_Work instruction:_ Identify each line below that contains the word "DataFrame", and copy it out.

Dataset items:
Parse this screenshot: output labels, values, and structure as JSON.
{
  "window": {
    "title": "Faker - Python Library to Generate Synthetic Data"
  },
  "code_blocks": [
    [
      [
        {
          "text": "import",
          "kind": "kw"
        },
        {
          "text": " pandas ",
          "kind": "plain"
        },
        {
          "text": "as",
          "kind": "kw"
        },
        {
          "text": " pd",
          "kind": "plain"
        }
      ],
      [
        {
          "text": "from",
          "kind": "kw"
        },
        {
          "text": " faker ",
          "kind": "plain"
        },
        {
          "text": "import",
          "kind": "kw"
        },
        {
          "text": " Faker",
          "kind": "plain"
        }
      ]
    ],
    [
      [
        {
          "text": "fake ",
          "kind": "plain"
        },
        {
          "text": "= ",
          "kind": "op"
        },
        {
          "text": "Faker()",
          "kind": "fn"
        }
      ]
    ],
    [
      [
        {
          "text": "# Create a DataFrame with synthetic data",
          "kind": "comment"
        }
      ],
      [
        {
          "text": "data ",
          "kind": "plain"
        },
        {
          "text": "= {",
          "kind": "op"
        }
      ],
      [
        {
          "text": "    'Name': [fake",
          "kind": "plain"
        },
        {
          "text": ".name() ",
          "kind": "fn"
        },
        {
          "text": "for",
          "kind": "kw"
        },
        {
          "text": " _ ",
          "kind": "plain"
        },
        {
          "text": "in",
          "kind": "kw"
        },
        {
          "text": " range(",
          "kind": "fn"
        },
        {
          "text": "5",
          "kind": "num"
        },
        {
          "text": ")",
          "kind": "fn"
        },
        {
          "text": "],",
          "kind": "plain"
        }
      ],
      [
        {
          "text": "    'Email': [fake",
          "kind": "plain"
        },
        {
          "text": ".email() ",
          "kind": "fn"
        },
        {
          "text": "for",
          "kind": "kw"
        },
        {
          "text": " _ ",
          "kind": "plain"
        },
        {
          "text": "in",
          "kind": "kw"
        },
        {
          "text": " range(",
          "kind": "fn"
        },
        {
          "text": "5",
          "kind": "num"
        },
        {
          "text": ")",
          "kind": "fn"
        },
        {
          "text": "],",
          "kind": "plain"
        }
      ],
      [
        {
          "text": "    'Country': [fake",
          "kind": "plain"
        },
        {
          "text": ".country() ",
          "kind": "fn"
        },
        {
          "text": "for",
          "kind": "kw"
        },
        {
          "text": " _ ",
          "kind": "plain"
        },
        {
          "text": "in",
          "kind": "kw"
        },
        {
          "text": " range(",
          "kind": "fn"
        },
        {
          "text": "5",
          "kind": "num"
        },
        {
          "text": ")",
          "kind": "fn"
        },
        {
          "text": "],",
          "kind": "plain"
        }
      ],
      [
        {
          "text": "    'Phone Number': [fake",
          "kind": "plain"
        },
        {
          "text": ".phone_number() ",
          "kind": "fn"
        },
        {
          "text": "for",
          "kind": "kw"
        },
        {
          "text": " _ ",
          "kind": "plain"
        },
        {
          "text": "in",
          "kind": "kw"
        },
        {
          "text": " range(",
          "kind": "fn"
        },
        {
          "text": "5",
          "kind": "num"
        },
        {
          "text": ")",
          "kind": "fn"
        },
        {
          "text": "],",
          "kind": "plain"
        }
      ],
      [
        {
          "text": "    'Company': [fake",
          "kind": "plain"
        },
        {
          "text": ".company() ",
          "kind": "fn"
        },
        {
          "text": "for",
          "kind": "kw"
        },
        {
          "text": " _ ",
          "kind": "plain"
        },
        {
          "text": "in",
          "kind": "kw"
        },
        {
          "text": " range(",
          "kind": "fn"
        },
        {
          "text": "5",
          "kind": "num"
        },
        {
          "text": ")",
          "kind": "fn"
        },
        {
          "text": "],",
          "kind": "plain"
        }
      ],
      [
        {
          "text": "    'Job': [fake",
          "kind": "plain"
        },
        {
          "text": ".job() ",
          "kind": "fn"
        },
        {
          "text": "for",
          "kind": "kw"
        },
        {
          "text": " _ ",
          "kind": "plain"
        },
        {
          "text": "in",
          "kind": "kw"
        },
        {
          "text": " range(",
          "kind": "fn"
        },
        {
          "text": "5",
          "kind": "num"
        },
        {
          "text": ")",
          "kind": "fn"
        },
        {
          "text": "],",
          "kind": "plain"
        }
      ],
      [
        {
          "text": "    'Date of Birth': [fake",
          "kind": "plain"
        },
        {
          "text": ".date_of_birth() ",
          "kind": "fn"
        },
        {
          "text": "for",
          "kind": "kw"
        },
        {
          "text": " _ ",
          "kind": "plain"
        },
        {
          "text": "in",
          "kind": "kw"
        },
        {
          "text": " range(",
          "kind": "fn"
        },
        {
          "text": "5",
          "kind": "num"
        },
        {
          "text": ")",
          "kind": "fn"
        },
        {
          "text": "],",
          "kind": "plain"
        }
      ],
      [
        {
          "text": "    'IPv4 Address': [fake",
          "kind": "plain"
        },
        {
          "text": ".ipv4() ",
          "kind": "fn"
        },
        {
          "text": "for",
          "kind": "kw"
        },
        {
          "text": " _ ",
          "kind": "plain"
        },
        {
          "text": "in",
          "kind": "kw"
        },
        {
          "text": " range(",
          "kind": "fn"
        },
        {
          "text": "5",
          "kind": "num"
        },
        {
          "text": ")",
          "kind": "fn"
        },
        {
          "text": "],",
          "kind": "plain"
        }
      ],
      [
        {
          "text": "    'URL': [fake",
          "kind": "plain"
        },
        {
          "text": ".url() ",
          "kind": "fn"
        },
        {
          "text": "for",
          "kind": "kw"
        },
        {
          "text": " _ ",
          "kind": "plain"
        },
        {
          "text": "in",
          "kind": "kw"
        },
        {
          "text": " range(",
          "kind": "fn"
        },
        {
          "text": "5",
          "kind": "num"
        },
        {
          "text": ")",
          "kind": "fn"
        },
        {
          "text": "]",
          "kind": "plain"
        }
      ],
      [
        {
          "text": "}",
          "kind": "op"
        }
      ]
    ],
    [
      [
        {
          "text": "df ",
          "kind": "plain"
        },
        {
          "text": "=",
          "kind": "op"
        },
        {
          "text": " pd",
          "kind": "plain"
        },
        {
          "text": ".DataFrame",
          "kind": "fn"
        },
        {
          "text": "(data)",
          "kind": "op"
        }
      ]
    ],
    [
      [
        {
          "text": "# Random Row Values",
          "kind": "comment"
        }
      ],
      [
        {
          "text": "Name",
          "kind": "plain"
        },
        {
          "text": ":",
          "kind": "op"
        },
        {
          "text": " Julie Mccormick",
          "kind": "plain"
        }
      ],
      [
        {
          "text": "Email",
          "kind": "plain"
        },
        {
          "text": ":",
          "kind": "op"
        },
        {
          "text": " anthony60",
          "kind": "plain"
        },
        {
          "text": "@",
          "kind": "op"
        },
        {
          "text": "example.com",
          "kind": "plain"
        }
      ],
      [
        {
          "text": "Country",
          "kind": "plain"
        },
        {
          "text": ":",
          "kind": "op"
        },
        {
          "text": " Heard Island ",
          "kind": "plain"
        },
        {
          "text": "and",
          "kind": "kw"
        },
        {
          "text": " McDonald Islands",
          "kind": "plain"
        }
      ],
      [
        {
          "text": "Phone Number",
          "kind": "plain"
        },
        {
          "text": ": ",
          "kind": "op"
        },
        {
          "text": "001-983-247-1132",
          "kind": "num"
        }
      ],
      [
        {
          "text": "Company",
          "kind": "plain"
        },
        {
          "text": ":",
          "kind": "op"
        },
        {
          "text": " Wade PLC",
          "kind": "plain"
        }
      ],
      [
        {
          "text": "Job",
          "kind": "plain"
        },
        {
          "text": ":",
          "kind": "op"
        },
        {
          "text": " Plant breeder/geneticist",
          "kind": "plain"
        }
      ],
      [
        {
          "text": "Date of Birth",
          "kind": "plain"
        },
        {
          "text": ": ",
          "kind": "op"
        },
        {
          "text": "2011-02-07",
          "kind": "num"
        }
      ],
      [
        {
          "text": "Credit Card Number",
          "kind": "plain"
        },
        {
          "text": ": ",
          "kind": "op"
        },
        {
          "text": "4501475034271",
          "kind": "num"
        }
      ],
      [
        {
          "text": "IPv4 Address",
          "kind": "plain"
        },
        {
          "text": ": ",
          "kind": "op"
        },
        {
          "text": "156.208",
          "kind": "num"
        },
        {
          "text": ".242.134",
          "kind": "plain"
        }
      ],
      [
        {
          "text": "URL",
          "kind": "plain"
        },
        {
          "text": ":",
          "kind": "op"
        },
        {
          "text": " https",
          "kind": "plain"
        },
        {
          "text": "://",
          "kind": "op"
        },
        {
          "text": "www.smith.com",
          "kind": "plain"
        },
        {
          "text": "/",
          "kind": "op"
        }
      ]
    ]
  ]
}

_Finished task:_
          "text": "# Create a DataFrame with synthetic data",
          "text": ".DataFrame",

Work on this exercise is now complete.